── SUPPLIED RECORDS
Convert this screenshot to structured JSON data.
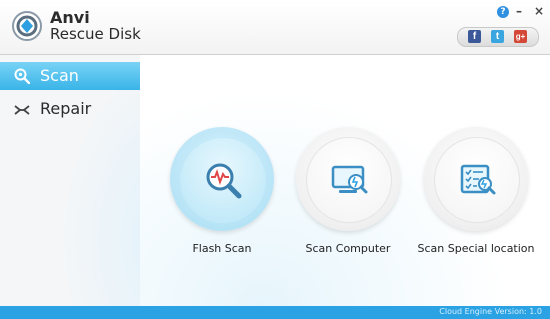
{
  "app": {
    "brand_line1": "Anvi",
    "brand_line2": "Rescue Disk"
  },
  "window_controls": {
    "help": "?",
    "minimize": "–",
    "close": "×"
  },
  "social": {
    "facebook": "f",
    "twitter": "t",
    "googleplus": "g+"
  },
  "sidebar": {
    "items": [
      {
        "label": "Scan",
        "icon": "scan-magnifier-icon",
        "selected": true
      },
      {
        "label": "Repair",
        "icon": "repair-wrench-icon",
        "selected": false
      }
    ]
  },
  "actions": [
    {
      "label": "Flash Scan",
      "icon": "flash-scan-icon",
      "active": true
    },
    {
      "label": "Scan Computer",
      "icon": "scan-computer-icon",
      "active": false
    },
    {
      "label": "Scan Special location",
      "icon": "scan-special-location-icon",
      "active": false
    }
  ],
  "footer": {
    "version": "Cloud Engine Version: 1.0"
  },
  "colors": {
    "accent": "#39b4e8",
    "footer": "#2aa2e3"
  }
}
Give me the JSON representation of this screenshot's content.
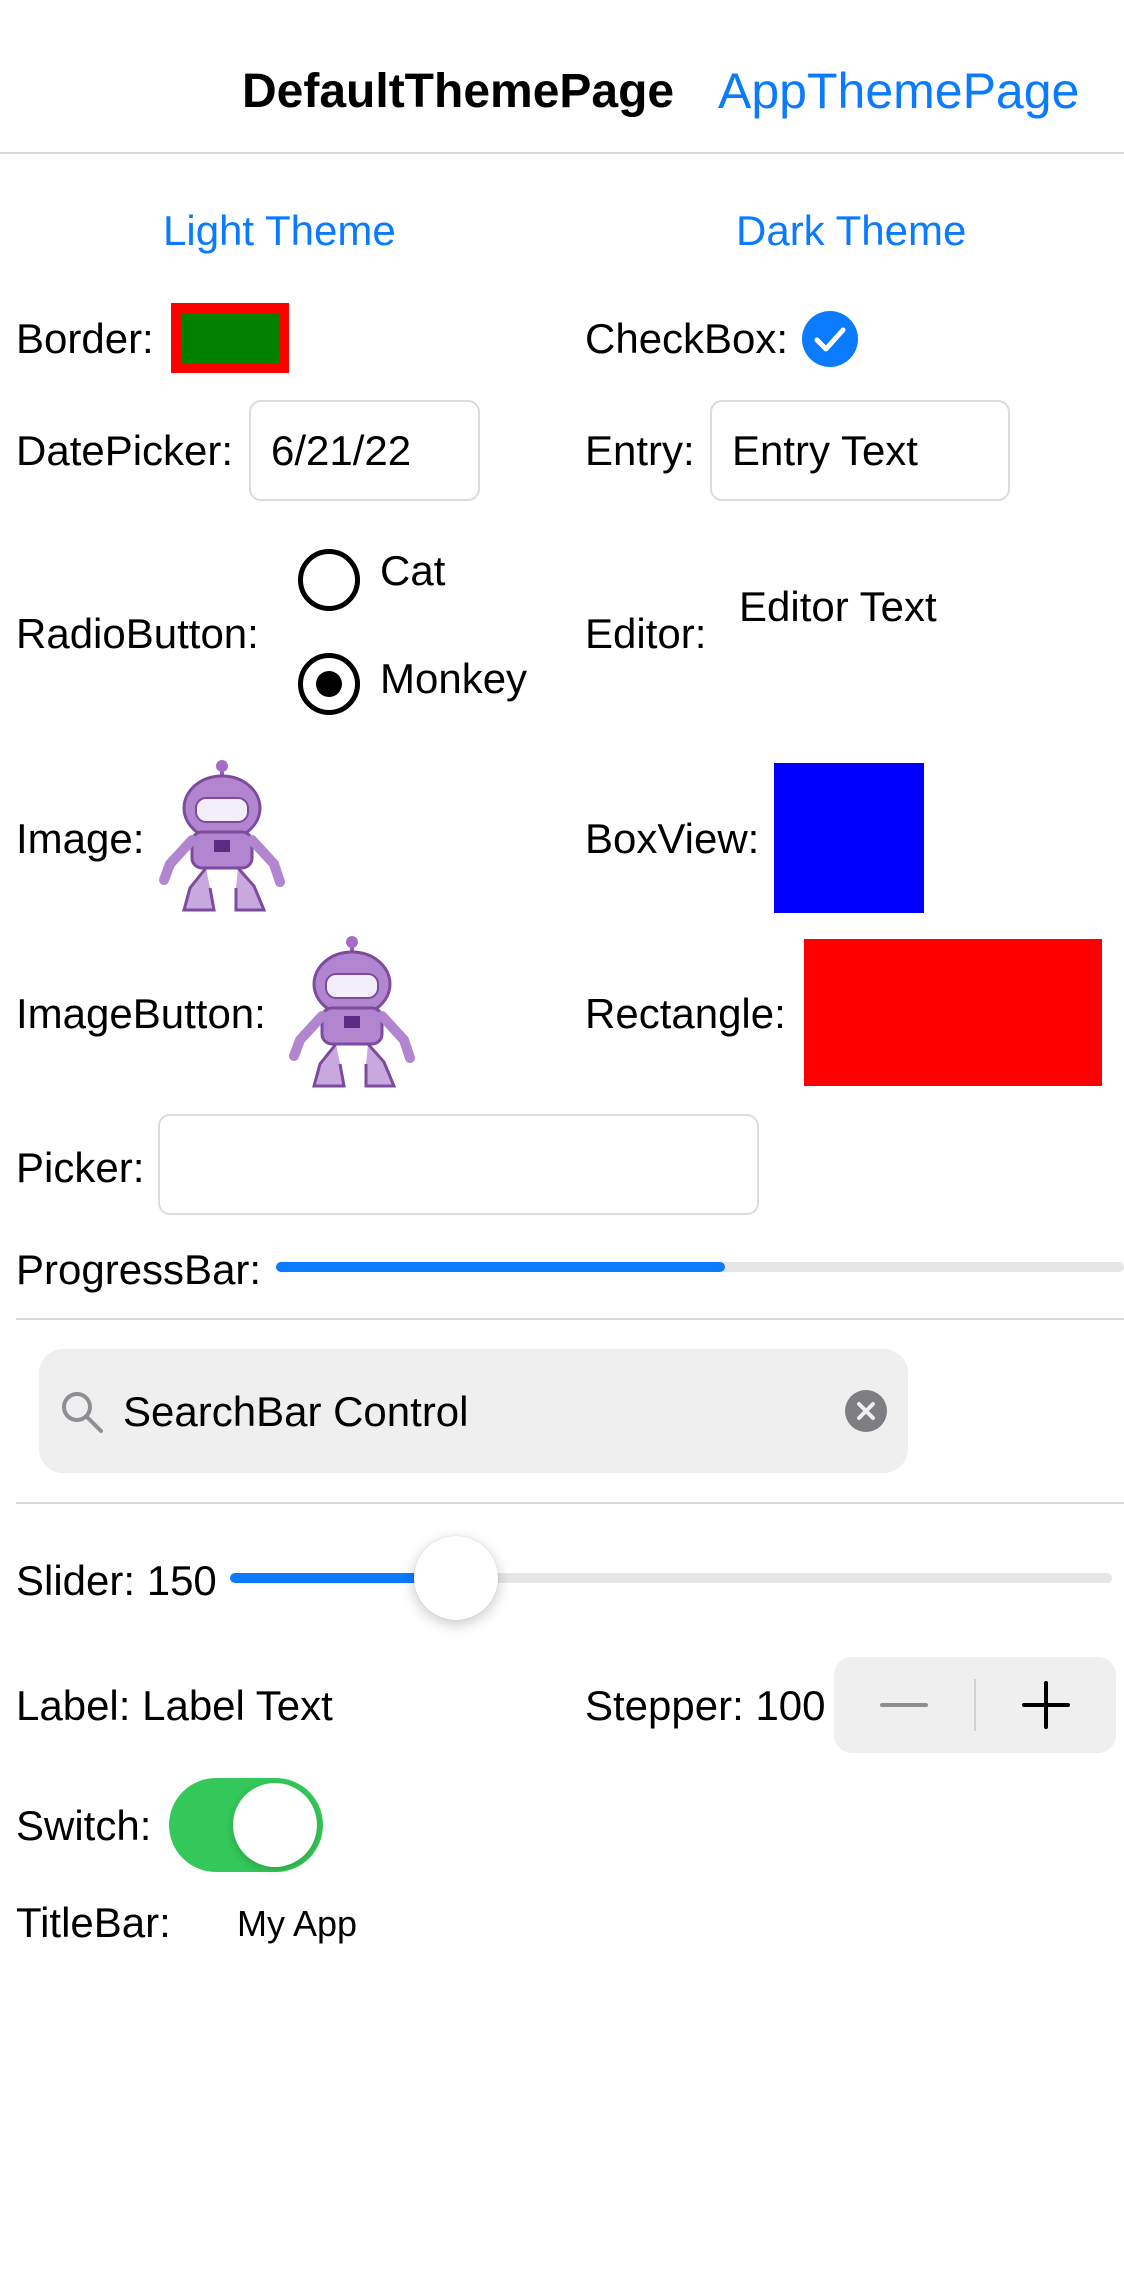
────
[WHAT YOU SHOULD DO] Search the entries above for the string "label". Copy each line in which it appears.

[OUTPUT BELOW]
        "label": "Scan",
        "label": "Repair",
      "label": "Flash Scan",
      "label": "Scan Computer",
      "label": "Scan Special location",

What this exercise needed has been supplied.